Leave the pictures in the listing below aside and reproduce exactly the lines starting with the one with "Serialize everything readable" and going on through the one with "What's the underlying", both ends included.

━━━ Data records

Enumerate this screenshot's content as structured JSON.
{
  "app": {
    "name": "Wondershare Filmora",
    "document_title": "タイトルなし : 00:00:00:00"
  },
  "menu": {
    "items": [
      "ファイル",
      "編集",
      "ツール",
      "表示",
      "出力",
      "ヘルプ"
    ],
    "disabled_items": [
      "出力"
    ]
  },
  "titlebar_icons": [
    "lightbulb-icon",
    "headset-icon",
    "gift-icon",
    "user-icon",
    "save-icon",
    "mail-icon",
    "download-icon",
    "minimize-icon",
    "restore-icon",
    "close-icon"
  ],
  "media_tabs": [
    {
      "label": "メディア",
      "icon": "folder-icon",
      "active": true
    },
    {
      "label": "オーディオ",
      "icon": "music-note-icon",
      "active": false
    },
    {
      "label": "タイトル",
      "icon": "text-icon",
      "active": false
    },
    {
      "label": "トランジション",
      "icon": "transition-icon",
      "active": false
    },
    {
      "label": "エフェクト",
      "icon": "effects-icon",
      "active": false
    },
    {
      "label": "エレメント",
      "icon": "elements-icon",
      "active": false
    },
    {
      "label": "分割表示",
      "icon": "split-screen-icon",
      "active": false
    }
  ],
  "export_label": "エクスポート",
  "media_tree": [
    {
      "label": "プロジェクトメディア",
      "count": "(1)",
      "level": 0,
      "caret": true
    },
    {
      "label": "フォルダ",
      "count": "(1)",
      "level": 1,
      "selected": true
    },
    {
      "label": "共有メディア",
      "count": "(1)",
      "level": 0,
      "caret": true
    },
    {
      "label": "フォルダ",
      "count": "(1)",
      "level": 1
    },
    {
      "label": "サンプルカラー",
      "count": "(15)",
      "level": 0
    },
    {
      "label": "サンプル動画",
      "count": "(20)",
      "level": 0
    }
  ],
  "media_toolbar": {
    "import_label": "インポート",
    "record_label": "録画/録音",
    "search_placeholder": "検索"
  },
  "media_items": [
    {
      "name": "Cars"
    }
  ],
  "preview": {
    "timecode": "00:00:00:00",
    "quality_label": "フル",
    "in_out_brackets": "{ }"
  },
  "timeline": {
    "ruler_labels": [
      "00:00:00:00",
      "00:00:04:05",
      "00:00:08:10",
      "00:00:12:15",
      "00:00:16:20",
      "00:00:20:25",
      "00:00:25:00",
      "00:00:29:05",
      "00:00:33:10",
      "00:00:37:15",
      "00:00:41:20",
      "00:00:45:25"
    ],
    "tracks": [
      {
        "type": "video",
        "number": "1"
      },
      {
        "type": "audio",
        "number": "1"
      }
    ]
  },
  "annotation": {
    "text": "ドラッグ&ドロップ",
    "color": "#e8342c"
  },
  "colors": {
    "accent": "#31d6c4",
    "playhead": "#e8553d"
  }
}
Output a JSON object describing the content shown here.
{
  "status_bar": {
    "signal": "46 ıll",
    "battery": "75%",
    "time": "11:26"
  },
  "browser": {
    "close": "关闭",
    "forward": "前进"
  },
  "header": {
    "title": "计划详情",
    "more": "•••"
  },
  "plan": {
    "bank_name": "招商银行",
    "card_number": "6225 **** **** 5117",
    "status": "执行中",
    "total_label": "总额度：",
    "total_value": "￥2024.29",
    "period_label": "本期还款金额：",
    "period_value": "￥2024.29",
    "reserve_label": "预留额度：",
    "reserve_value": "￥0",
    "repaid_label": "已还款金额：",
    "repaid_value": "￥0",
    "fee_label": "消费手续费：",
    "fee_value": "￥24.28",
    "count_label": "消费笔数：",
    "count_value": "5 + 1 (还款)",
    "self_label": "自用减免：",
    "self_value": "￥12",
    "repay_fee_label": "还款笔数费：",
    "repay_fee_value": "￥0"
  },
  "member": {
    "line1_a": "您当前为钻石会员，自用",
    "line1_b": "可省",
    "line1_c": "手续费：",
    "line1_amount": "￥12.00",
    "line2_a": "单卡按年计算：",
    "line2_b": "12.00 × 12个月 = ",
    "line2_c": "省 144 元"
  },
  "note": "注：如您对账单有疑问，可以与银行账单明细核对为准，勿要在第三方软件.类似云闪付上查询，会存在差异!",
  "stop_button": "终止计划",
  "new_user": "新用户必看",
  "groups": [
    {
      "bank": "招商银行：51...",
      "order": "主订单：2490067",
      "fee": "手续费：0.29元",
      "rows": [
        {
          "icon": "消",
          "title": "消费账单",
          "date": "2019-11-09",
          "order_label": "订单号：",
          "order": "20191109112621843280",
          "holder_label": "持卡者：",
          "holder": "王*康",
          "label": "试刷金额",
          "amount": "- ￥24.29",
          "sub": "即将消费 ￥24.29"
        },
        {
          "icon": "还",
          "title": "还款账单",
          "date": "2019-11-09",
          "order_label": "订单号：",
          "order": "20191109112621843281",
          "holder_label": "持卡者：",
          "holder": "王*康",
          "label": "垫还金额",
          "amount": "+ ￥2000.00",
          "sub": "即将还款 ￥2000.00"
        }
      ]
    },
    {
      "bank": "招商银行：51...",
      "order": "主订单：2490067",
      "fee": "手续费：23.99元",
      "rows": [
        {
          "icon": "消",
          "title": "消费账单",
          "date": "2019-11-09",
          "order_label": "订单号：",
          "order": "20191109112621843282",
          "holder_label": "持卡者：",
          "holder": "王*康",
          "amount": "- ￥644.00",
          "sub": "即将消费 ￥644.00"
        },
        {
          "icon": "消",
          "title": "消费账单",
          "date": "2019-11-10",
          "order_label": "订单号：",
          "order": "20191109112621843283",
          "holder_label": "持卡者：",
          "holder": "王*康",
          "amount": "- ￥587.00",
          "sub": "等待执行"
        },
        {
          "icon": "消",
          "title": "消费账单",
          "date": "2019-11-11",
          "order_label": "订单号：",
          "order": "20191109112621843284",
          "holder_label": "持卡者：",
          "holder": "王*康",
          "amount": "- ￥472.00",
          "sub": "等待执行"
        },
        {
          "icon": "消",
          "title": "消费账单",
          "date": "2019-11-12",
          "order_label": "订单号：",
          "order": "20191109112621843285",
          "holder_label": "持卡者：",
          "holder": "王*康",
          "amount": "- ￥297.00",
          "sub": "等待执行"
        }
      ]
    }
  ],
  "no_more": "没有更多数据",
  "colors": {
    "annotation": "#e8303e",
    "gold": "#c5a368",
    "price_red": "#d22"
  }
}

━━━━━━
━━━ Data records

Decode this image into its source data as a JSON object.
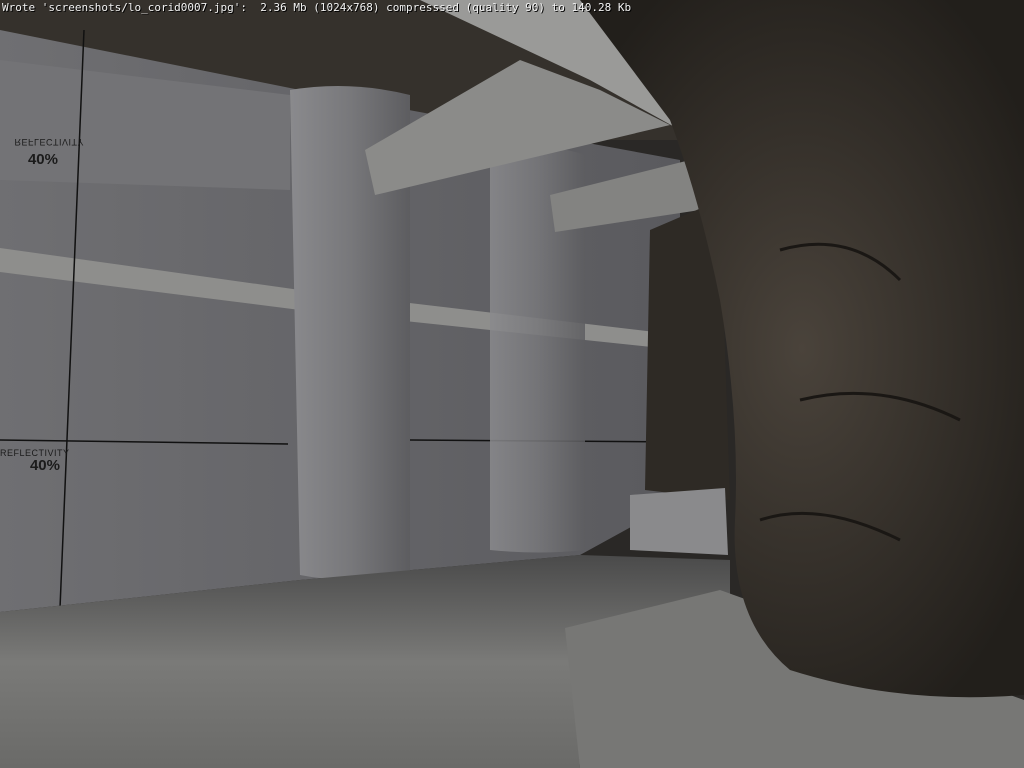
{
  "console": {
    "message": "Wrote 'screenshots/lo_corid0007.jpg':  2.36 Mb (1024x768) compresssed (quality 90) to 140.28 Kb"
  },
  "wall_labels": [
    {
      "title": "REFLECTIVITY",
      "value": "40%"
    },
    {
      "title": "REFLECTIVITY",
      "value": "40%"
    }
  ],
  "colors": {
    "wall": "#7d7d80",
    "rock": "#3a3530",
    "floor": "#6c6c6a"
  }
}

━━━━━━
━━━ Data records

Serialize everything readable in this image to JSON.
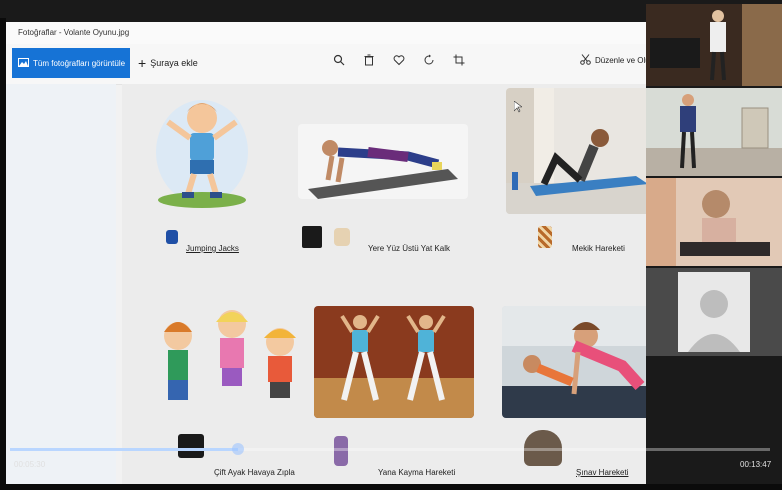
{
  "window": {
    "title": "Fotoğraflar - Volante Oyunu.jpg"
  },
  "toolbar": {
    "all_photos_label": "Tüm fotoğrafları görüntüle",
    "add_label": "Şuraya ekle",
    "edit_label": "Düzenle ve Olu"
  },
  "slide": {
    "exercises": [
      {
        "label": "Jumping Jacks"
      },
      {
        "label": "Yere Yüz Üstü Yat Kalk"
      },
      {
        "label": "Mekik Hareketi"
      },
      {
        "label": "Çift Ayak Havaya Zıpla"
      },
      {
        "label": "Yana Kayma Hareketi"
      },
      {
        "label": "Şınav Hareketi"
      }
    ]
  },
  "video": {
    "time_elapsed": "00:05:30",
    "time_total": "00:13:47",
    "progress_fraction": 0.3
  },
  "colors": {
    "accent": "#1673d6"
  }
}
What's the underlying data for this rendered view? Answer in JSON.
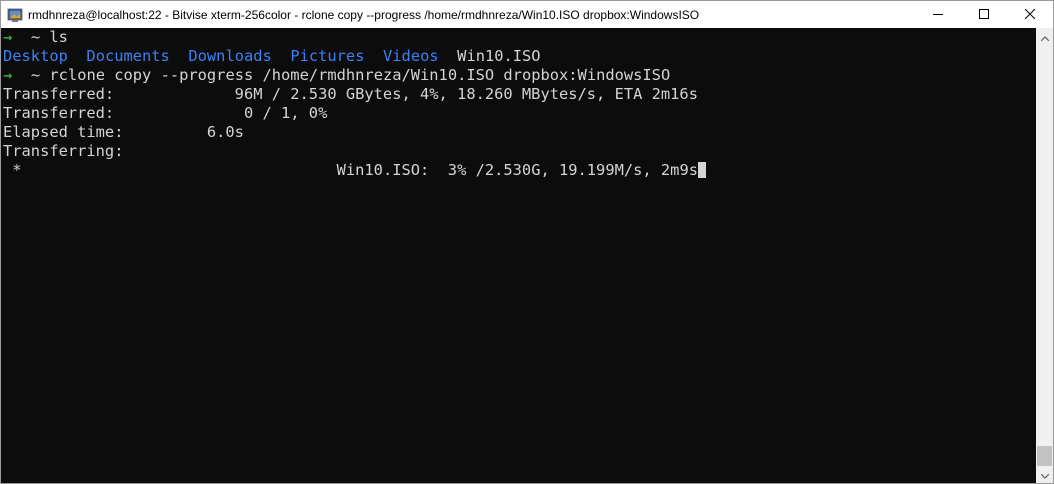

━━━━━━

(Solution for this task)
Serialize everything readable in this image to JSON.
{
  "window": {
    "title": "Fotoğraflar - Volante Oyunu.jpg"
  },
  "toolbar": {
    "all_photos_label": "Tüm fotoğrafları görüntüle",
    "add_label": "Şuraya ekle",
    "edit_label": "Düzenle ve Olu"
  },
  "slide": {
    "exercises": [
      {
        "label": "Jumping Jacks"
      },
      {
        "label": "Yere Yüz Üstü Yat Kalk"
      },
      {
        "label": "Mekik Hareketi"
      },
      {
        "label": "Çift Ayak Havaya Zıpla"
      },
      {
        "label": "Yana Kayma Hareketi"
      },
      {
        "label": "Şınav Hareketi"
      }
    ]
  },
  "video": {
    "time_elapsed": "00:05:30",
    "time_total": "00:13:47",
    "progress_fraction": 0.3
  },
  "colors": {
    "accent": "#1673d6"
  }
}
What's the underlying data for this rendered view? Answer in JSON.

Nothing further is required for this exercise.